Finally, corporate landlords may prefer rent abatement lease terms to other options. These landlords frequently face high fixed building costs and low variable building expenses, and they may be unable to cover the costs of utilities and janitorial services.
Corporate landlords who offer rent reductions or offer free rent may be able to help their properties stand out to potential tenants. And a corporate landlord’s decision to offer rent abatement to renters over an extended time frame may make it simple to attract considerable interest from business renters.
As a tenant, you may be able to utilize rent abatement as leverage in your negotiations with your Landlord. However, it’s vital to understand your rights and be prepared before negotiating. You’ll have a good position to receive the abatement you deserve if you do some research and learn. So don’t put it off any longer – start your research today!

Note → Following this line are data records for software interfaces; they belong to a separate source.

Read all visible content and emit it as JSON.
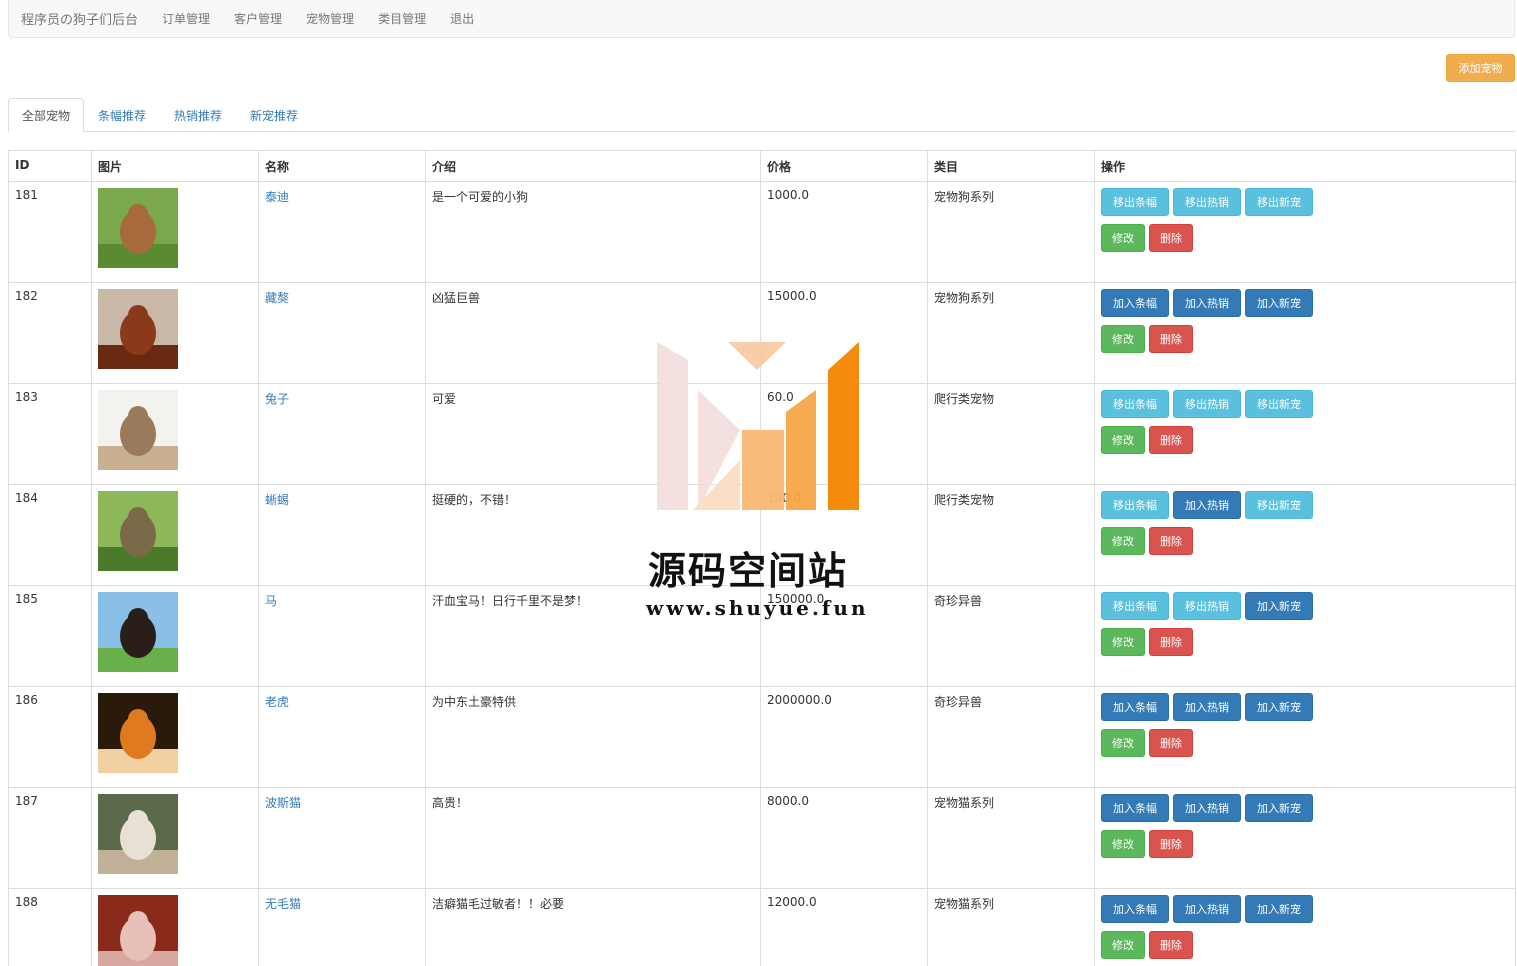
{
  "navbar": {
    "brand": "程序员の狗子们后台",
    "links": [
      "订单管理",
      "客户管理",
      "宠物管理",
      "类目管理",
      "退出"
    ]
  },
  "add_button": "添加宠物",
  "tabs": [
    {
      "label": "全部宠物",
      "active": true
    },
    {
      "label": "条幅推荐",
      "active": false
    },
    {
      "label": "热销推荐",
      "active": false
    },
    {
      "label": "新宠推荐",
      "active": false
    }
  ],
  "table": {
    "headers": [
      "ID",
      "图片",
      "名称",
      "介绍",
      "价格",
      "类目",
      "操作"
    ],
    "rows": [
      {
        "id": "181",
        "name": "泰迪",
        "intro": "是一个可爱的小狗",
        "price": "1000.0",
        "category": "宠物狗系列",
        "banner": "移出条幅",
        "hot": "移出热销",
        "new": "移出新宠",
        "banner_in": true,
        "hot_in": true,
        "new_in": true,
        "image": "teddy-dog"
      },
      {
        "id": "182",
        "name": "藏獒",
        "intro": "凶猛巨兽",
        "price": "15000.0",
        "category": "宠物狗系列",
        "banner": "加入条幅",
        "hot": "加入热销",
        "new": "加入新宠",
        "banner_in": false,
        "hot_in": false,
        "new_in": false,
        "image": "tibetan-mastiff"
      },
      {
        "id": "183",
        "name": "兔子",
        "intro": "可爱",
        "price": "60.0",
        "category": "爬行类宠物",
        "banner": "移出条幅",
        "hot": "移出热销",
        "new": "移出新宠",
        "banner_in": true,
        "hot_in": true,
        "new_in": true,
        "image": "rabbit"
      },
      {
        "id": "184",
        "name": "蜥蜴",
        "intro": "挺硬的，不错！",
        "price": "100.0",
        "category": "爬行类宠物",
        "banner": "移出条幅",
        "hot": "加入热销",
        "new": "移出新宠",
        "banner_in": true,
        "hot_in": false,
        "new_in": true,
        "image": "lizard"
      },
      {
        "id": "185",
        "name": "马",
        "intro": "汗血宝马！日行千里不是梦！",
        "price": "150000.0",
        "category": "奇珍异兽",
        "banner": "移出条幅",
        "hot": "移出热销",
        "new": "加入新宠",
        "banner_in": true,
        "hot_in": true,
        "new_in": false,
        "image": "horse"
      },
      {
        "id": "186",
        "name": "老虎",
        "intro": "为中东土豪特供",
        "price": "2000000.0",
        "category": "奇珍异兽",
        "banner": "加入条幅",
        "hot": "加入热销",
        "new": "加入新宠",
        "banner_in": false,
        "hot_in": false,
        "new_in": false,
        "image": "tiger"
      },
      {
        "id": "187",
        "name": "波斯猫",
        "intro": "高贵！",
        "price": "8000.0",
        "category": "宠物猫系列",
        "banner": "加入条幅",
        "hot": "加入热销",
        "new": "加入新宠",
        "banner_in": false,
        "hot_in": false,
        "new_in": false,
        "image": "persian-cat"
      },
      {
        "id": "188",
        "name": "无毛猫",
        "intro": "洁癖猫毛过敏者！！必要",
        "price": "12000.0",
        "category": "宠物猫系列",
        "banner": "加入条幅",
        "hot": "加入热销",
        "new": "加入新宠",
        "banner_in": false,
        "hot_in": false,
        "new_in": false,
        "image": "sphynx-cat"
      }
    ],
    "edit_label": "修改",
    "delete_label": "删除"
  },
  "watermark": {
    "title": "源码空间站",
    "url": "www.shuyue.fun"
  },
  "colors": {
    "info": "#5bc0de",
    "primary": "#337ab7",
    "success": "#5cb85c",
    "danger": "#d9534f",
    "warning": "#f0ad4e"
  }
}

It’s important to be prepared and know your rights as a tenant before negotiating rent abatement with your Landlord. You can do this by doing your research and familiarizing yourself with the different types of abatements and what you’re entitled to.
Additionally, in today’s economy, many landlords are more willing to negotiate rent abatement than they have been in the past. If you’re struggling to pay your rent, reach out to your Landlord and explain your situation. You may be able to use the current economic conditions as leverage in getting a reduced rate.
Finally, corporate landlords may prefer offering rent abatement to other options, so if you’re renting from a large corporation, it may be worth inquiring about abatement options.
We hope this guide was helpful in getting you started on the path to rent abatement. If you have any questions or would like more information, please feel free to reach out to me.